Increased glucose metabolism in TAMs fuels O-GlcNAcylation of lysosomal Cathepsin B to promote cancer metastasis and chemoresistance

Cancer Cell. 2022 Oct 10;40(10):1207-1222.e10. doi: 10.1016/j.ccell.2022.08.012. Epub 2022 Sep 8.


How glucose metabolism remodels pro-tumor functions of tumor-associated macrophages (TAMs) needs further investigation. Here we show that M2-like TAMs bear the highest individual capacity to take up intratumoral glucose. Their increased glucose uptake fuels hexosamine biosynthetic pathway-dependent O-GlcNAcylation to promote cancer metastasis and chemoresistance. Glucose metabolism promotes O-GlcNAcylation of the lysosome-encapsulated protease Cathepsin B at serine 210, mediated by lysosome-localized O-GlcNAc transferase (OGT), elevating mature Cathepsin B in macrophages and its secretion in the tumor microenvironment (TME). Loss of OGT in macrophages reduces O-GlcNAcylation and mature Cathepsin B in the TME and disrupts cancer metastasis and chemoresistance. Human TAMs with high OGT are positively correlated with Cathepsin B expression, and both levels predict chemotherapy response and prognosis of individuals with cancer. Our study reports the biological and potential clinical significance of glucose metabolism in tumor-promoting TAMs and reveals insights into the underlying mechanisms.

Keywords: O-GlcNAc transferase; O-GlcNAcylation; cathepsin B; glucose metabolism; lysosome; metastasis; tumor-associated macrophages.

MeSH terms

  • Cathepsin B / metabolism*
  • Drug Resistance, Neoplasm
  • Glucose / metabolism
  • Hexosamines
  • Humans
  • Lysosomes
  • N-Acetylglucosaminyltransferases / metabolism
  • Neoplasms*
  • Serine
  • Tumor Microenvironment
  • Tumor-Associated Macrophages

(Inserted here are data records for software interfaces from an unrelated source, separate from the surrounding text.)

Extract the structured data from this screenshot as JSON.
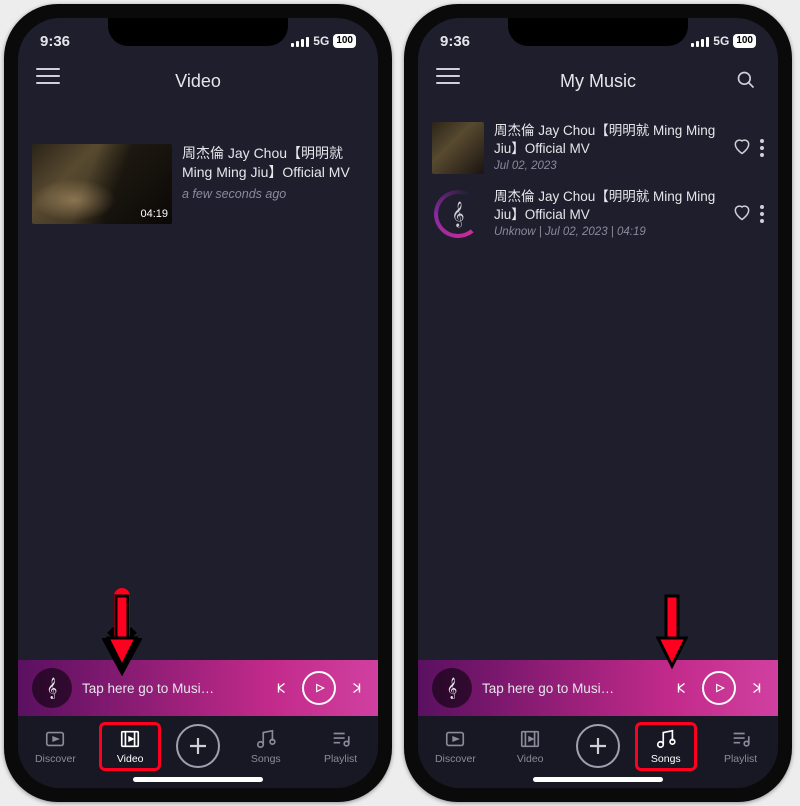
{
  "status": {
    "time": "9:36",
    "net": "5G",
    "battery": "100"
  },
  "left": {
    "title": "Video",
    "item": {
      "title": "周杰倫 Jay Chou【明明就 Ming Ming Jiu】Official MV",
      "subtitle": "a few seconds ago",
      "duration": "04:19"
    }
  },
  "right": {
    "title": "My Music",
    "items": [
      {
        "title": "周杰倫 Jay Chou【明明就 Ming Ming Jiu】Official MV",
        "subtitle": "Jul 02, 2023"
      },
      {
        "title": "周杰倫 Jay Chou【明明就 Ming Ming Jiu】Official MV",
        "subtitle": "Unknow | Jul 02, 2023 | 04:19"
      }
    ]
  },
  "mini": {
    "text": "Tap here go to Musi…"
  },
  "tabs": {
    "discover": "Discover",
    "video": "Video",
    "songs": "Songs",
    "playlist": "Playlist"
  },
  "glyph": {
    "treble": "𝄞"
  }
}
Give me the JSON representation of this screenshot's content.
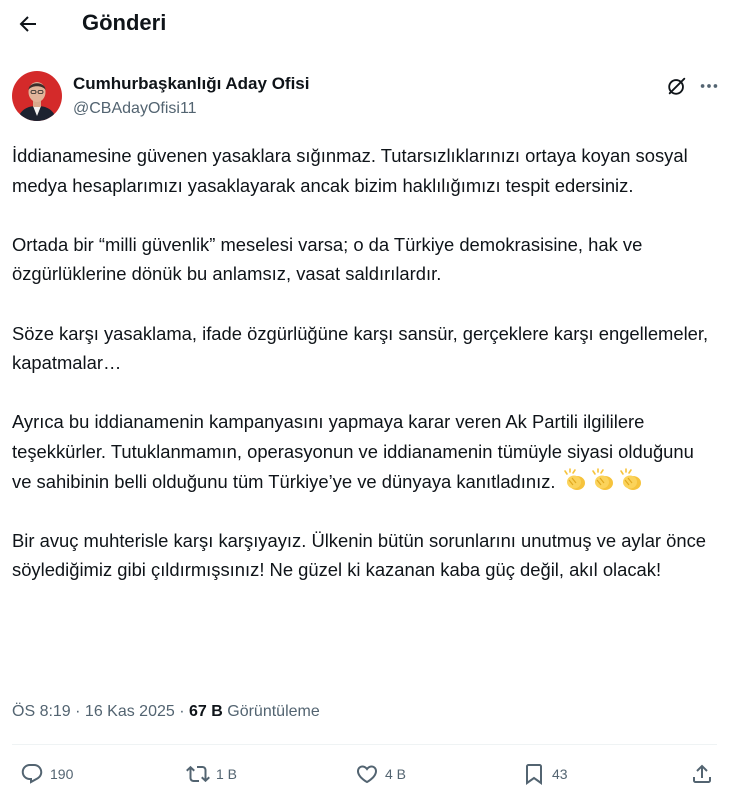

  • Hexosamines
  • Serine
  • N-Acetylglucosaminyltransferases
  • CTSB protein, human
  • Cathepsin B
  • Glucose